[App and web page records]
────────────────────────────────────────

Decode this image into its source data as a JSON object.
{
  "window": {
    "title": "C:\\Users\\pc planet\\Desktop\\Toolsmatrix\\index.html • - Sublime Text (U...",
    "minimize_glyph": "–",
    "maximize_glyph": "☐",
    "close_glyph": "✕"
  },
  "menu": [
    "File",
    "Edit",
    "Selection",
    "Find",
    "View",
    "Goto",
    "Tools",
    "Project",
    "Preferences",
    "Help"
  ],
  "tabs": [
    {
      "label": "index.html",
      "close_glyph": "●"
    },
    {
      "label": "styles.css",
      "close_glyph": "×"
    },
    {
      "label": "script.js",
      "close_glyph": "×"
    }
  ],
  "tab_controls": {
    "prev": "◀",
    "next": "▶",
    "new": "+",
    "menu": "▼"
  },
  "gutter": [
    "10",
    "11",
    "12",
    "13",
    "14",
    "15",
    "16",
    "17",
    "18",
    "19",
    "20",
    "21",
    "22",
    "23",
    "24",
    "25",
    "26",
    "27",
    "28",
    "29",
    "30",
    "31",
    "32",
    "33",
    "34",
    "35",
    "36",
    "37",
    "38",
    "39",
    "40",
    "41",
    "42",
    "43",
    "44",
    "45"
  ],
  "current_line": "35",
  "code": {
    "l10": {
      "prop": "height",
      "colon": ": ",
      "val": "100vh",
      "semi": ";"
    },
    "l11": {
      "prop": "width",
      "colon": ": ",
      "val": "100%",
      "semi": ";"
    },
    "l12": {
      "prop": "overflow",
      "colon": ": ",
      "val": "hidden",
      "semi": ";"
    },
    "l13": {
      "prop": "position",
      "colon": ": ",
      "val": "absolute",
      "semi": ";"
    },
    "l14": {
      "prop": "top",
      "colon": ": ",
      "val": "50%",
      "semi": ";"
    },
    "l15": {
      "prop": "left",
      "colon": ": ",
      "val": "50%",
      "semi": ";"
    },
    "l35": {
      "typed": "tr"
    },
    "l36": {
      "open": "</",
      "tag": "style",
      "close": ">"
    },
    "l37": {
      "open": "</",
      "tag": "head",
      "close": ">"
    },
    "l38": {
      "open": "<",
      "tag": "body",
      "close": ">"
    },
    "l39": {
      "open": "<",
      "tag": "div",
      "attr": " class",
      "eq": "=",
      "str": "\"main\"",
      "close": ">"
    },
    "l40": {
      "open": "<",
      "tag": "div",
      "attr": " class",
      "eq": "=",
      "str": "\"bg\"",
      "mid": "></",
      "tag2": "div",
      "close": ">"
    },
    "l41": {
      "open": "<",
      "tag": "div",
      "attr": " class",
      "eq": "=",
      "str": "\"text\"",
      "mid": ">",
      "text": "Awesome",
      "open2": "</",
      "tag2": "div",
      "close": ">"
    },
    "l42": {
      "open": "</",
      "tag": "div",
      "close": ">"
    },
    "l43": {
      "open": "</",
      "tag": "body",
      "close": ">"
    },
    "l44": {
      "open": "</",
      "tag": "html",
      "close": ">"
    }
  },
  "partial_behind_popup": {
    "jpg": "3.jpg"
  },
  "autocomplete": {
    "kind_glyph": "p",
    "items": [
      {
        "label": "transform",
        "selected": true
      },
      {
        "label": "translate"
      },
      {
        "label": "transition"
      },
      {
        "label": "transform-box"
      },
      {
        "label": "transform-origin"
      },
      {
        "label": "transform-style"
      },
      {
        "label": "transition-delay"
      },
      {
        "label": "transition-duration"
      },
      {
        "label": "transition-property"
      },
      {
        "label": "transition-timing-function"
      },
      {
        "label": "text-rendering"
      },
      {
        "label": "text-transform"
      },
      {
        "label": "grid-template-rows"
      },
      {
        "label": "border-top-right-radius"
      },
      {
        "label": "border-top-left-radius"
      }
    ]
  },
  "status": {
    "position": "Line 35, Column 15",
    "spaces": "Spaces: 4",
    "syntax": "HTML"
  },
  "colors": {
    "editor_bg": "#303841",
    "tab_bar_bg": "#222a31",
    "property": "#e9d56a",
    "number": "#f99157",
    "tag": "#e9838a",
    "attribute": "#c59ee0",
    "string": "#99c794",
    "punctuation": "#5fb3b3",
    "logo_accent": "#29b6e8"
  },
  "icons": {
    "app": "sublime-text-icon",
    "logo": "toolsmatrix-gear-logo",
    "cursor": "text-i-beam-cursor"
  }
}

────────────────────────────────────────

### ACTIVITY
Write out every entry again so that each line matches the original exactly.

### COMPLETED TASK
Decode this image into its source data as a JSON object.
{
  "window": {
    "title": "C:\\Users\\pc planet\\Desktop\\Toolsmatrix\\index.html • - Sublime Text (U...",
    "minimize_glyph": "–",
    "maximize_glyph": "☐",
    "close_glyph": "✕"
  },
  "menu": [
    "File",
    "Edit",
    "Selection",
    "Find",
    "View",
    "Goto",
    "Tools",
    "Project",
    "Preferences",
    "Help"
  ],
  "tabs": [
    {
      "label": "index.html",
      "close_glyph": "●"
    },
    {
      "label": "styles.css",
      "close_glyph": "×"
    },
    {
      "label": "script.js",
      "close_glyph": "×"
    }
  ],
  "tab_controls": {
    "prev": "◀",
    "next": "▶",
    "new": "+",
    "menu": "▼"
  },
  "gutter": [
    "10",
    "11",
    "12",
    "13",
    "14",
    "15",
    "16",
    "17",
    "18",
    "19",
    "20",
    "21",
    "22",
    "23",
    "24",
    "25",
    "26",
    "27",
    "28",
    "29",
    "30",
    "31",
    "32",
    "33",
    "34",
    "35",
    "36",
    "37",
    "38",
    "39",
    "40",
    "41",
    "42",
    "43",
    "44",
    "45"
  ],
  "current_line": "35",
  "code": {
    "l10": {
      "prop": "height",
      "colon": ": ",
      "val": "100vh",
      "semi": ";"
    },
    "l11": {
      "prop": "width",
      "colon": ": ",
      "val": "100%",
      "semi": ";"
    },
    "l12": {
      "prop": "overflow",
      "colon": ": ",
      "val": "hidden",
      "semi": ";"
    },
    "l13": {
      "prop": "position",
      "colon": ": ",
      "val": "absolute",
      "semi": ";"
    },
    "l14": {
      "prop": "top",
      "colon": ": ",
      "val": "50%",
      "semi": ";"
    },
    "l15": {
      "prop": "left",
      "colon": ": ",
      "val": "50%",
      "semi": ";"
    },
    "l35": {
      "typed": "tr"
    },
    "l36": {
      "open": "</",
      "tag": "style",
      "close": ">"
    },
    "l37": {
      "open": "</",
      "tag": "head",
      "close": ">"
    },
    "l38": {
      "open": "<",
      "tag": "body",
      "close": ">"
    },
    "l39": {
      "open": "<",
      "tag": "div",
      "attr": " class",
      "eq": "=",
      "str": "\"main\"",
      "close": ">"
    },
    "l40": {
      "open": "<",
      "tag": "div",
      "attr": " class",
      "eq": "=",
      "str": "\"bg\"",
      "mid": "></",
      "tag2": "div",
      "close": ">"
    },
    "l41": {
      "open": "<",
      "tag": "div",
      "attr": " class",
      "eq": "=",
      "str": "\"text\"",
      "mid": ">",
      "text": "Awesome",
      "open2": "</",
      "tag2": "div",
      "close": ">"
    },
    "l42": {
      "open": "</",
      "tag": "div",
      "close": ">"
    },
    "l43": {
      "open": "</",
      "tag": "body",
      "close": ">"
    },
    "l44": {
      "open": "</",
      "tag": "html",
      "close": ">"
    }
  },
  "partial_behind_popup": {
    "jpg": "3.jpg"
  },
  "autocomplete": {
    "kind_glyph": "p",
    "items": [
      {
        "label": "transform",
        "selected": true
      },
      {
        "label": "translate"
      },
      {
        "label": "transition"
      },
      {
        "label": "transform-box"
      },
      {
        "label": "transform-origin"
      },
      {
        "label": "transform-style"
      },
      {
        "label": "transition-delay"
      },
      {
        "label": "transition-duration"
      },
      {
        "label": "transition-property"
      },
      {
        "label": "transition-timing-function"
      },
      {
        "label": "text-rendering"
      },
      {
        "label": "text-transform"
      },
      {
        "label": "grid-template-rows"
      },
      {
        "label": "border-top-right-radius"
      },
      {
        "label": "border-top-left-radius"
      }
    ]
  },
  "status": {
    "position": "Line 35, Column 15",
    "spaces": "Spaces: 4",
    "syntax": "HTML"
  },
  "colors": {
    "editor_bg": "#303841",
    "tab_bar_bg": "#222a31",
    "property": "#e9d56a",
    "number": "#f99157",
    "tag": "#e9838a",
    "attribute": "#c59ee0",
    "string": "#99c794",
    "punctuation": "#5fb3b3",
    "logo_accent": "#29b6e8"
  },
  "icons": {
    "app": "sublime-text-icon",
    "logo": "toolsmatrix-gear-logo",
    "cursor": "text-i-beam-cursor"
  }
}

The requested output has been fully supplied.